The vaudevillian mode of spectatorship that this performance stimulates becomes particularly significant in the 1960s and 1970s, as it rhymes significantly with the Camp sensibility. Richard Henke describes the Vaudeville mode as a fruitful metaphor for Camp. Both, he notes, champion artifice over reality to suggest that all "life is theatre" and eschew realism and linear narrative, making them ideally suited to queer deconstructions of gender (39). As we have seen, Vaudeville focuses on performativity, highlights artifice, and refuses causal narrative. In her seminal essay on the sensibility in 1964, Susan Sontag describes Camp similarly, highlighting “the double sense in which things can be taken . . . the difference . . . between the thing as meaning something, anything, and the thing as pure artifice" (525). Boag's act not only inadvertently calls attention to the performativity of gender and sexuality, but, through vaudeville, does so in a way similar to the counter-culture movements that were queering the Western and the Cowboy, unwittingly reflecting the broader dilution of America’s foundational mythology and offering alternative modes for audience members to engage with the traditional iterations of the Western throughout the rest of Frontierland.

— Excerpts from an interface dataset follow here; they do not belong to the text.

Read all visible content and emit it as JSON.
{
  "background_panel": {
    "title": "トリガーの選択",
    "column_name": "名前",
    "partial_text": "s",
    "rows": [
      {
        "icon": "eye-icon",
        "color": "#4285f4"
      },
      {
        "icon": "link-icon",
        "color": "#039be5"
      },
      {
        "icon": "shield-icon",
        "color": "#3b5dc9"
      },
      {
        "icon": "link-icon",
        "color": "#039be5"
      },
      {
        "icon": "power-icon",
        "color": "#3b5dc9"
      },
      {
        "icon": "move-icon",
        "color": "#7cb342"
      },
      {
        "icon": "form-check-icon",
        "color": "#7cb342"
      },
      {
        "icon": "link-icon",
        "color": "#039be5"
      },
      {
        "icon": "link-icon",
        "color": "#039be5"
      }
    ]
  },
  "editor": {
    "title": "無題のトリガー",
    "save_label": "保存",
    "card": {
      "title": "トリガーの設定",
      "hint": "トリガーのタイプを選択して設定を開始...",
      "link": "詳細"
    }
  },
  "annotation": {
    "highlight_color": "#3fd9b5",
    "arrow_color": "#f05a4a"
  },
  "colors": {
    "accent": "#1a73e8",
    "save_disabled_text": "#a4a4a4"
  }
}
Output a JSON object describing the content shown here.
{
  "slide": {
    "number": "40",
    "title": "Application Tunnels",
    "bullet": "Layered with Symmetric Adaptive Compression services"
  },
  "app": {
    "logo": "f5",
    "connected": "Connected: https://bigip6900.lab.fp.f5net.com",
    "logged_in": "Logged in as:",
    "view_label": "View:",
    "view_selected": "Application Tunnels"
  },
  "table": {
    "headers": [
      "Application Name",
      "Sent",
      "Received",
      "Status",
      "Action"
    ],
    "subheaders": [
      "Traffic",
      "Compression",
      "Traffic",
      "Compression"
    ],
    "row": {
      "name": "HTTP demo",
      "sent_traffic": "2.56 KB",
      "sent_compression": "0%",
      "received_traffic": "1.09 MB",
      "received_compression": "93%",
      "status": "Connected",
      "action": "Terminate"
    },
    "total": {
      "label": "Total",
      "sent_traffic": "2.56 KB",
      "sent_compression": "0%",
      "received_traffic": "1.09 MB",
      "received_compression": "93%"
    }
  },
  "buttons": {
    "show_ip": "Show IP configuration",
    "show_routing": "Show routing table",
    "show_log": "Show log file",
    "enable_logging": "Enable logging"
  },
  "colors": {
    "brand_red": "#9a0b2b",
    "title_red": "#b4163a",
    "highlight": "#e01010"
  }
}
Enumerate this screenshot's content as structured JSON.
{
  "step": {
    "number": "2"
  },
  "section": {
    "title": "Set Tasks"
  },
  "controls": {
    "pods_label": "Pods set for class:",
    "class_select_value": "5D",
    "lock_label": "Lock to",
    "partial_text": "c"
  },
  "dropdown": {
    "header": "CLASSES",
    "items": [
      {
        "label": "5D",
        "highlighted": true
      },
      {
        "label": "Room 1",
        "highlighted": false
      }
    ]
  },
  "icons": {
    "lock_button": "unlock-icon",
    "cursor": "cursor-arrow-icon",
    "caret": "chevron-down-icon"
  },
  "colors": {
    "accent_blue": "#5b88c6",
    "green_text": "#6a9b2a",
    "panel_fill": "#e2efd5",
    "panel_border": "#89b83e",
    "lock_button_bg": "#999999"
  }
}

Camping Off Into the Sunset
Conceived of and initially performed at the height of both the traditional Western and Cold War homophobia, Frontierland’s “Golden Horseshoe Revue” seeks to affirm hetersexual masculinity. Enacting the Western through vaudeville, however, Boag’s Pecos Bill act unconsciously highlights the performativity of sexual identity, as well as the highly constructed nature of the Western aesthetic. As the performance ran through the radical 1960s and into the 1970s, this vaudeville iteration of the Western would have found particular resonance. Corresponding significantly significantly with the Camp sensibility that defined queer subcultures’ appropriation of the genre, Boag’s performance unwittingly offers audience members an alternative way to engage with the romantic visions of American heterosexual masculinity that ran through the rest of Frontierland.
|Previous page on path||Frontierland, page 2 of 2||Path end, return home|